Table  PDO::FETCH_* constants

Constant                         Row format                                                                                         

PDO::FETCH_BOTH   Array with both numeric and string (column names) keys. The default format.
PDO::FETCH_NUM       Array with numeric keys.
PDO::FETCH_ASSOC    Array with string (column names) keys.
PDO::FETCH_OBJ         Object of class stdClass with column names as property names.
_______________________________________________________________



Constant                        Row format                                                                                          

PDO::FETCH_LAZY      Objectof class PDORow with column names as property names. The properties aren’t populated until accessed, so this is a good choice if your result row has a lot of columns. Note that if you store the returned object and fetch another row, the stored object is updated with values from the new row.
_______________________________________________________________



In addition to the choices, there are other ways a row can be structured. These other ways require more than just passing a constant to query() or fetch(), however.

In combination with bindColumn(), the PDO::FETCH_BOUND fetch mode lets you set up variables whose values get refreshed each time fetch() is called. Shows how this works.

Example  Binding result columns

         $row = $db->query('SELECT symbol,planet FROM zodiac',PDO::FETCH_BOUND);
         // Put the value of the 'symbol' column in $symbol
         $row->bindColumn('symbol', $symbol);
         // Put the value of the second column ('planet') in $planet
         $row->bindColumn(2, $planet);
         while ($row->fetch()) {
               print "$symbol goes with $planet. <br/>\n";
         }

In each time fetch() is called, $symbol and $planet are assigned new values. Note that you can use either a column name or number with bindColumn(). Column numbers start at 1.

When used with query(), the PDO::FETCH_INTO and PDO::FETCH_CLASS constants put result rows into specialized objects of particular classes. To use these modes, first create a class that extends the built-in PDOStatement class. Extends PDOStatement with a method that reports the average length of all the column values and then sets up a query to use it.

Example  Extending PDOStatement

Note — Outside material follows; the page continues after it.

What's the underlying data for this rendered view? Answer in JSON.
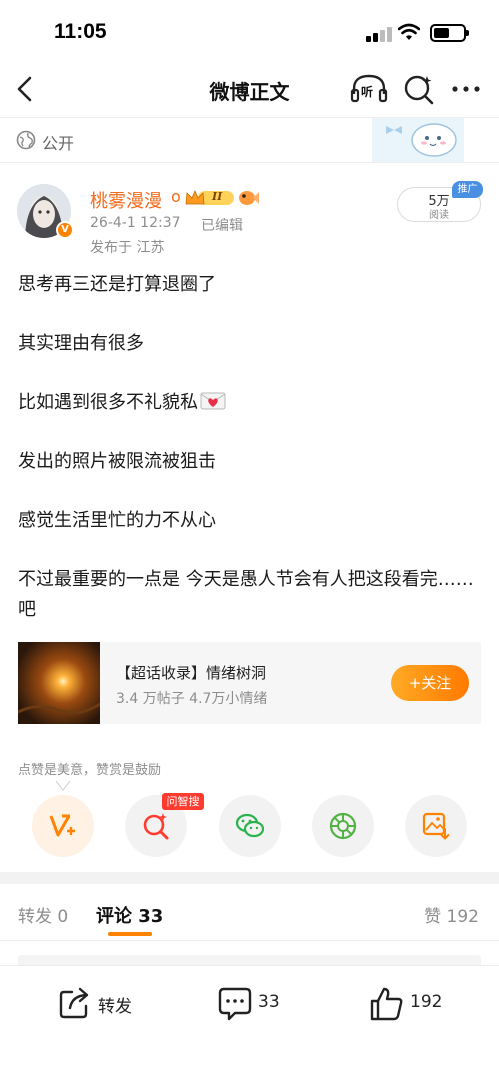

         class AvgStatement extends PDOStatement {
               public function avg() {
                     $sum = 0;
                     $vars = get_object_vars($this);
                     // Remove PDOStatement's built-in 'queryString' variable
                     unset($vars['queryString']);
                     foreach ($vars as $var => $value) {
                            $sum += strlen($value);
                     }
                     return $sum / count($vars);
               }
         }
         $row = new AvgStatement;
         $results = $db->query('SELECT symbol,planet FROM zodiac',PDO::FETCH_INTO,                                   $row);
         // Each time fetch() is called, $row is repopulated
         while ($results->fetch()) {
               print "$row->symbol belongs to $row->planet (Average: {$row->avg()}) <br/>
               \n";
         }


In the second and third arguments to query() tell PDO “each time you fetch a new row, stuff the values into properties of the $row variable.” Then, inside the while() loop, the properties of $row are available, as well as the newly defined avg() method.

PDO::FETCH_INTO is useful when you want to keep data around in the same object, such as whether you’re displaying an odd- or even-numbered row, throughout all the calls to fetch(). But when you want a new object for each row, use PDO::FETCH_CLASS. Pass it to query() like PDO::FETCH_INTO, but make the third argument to query() a class name, not an object instance. The class name you provide with PDO::FETCH_CLASSmust extend PDOStatement.


No comments:

Post a Comment

Post Top Ad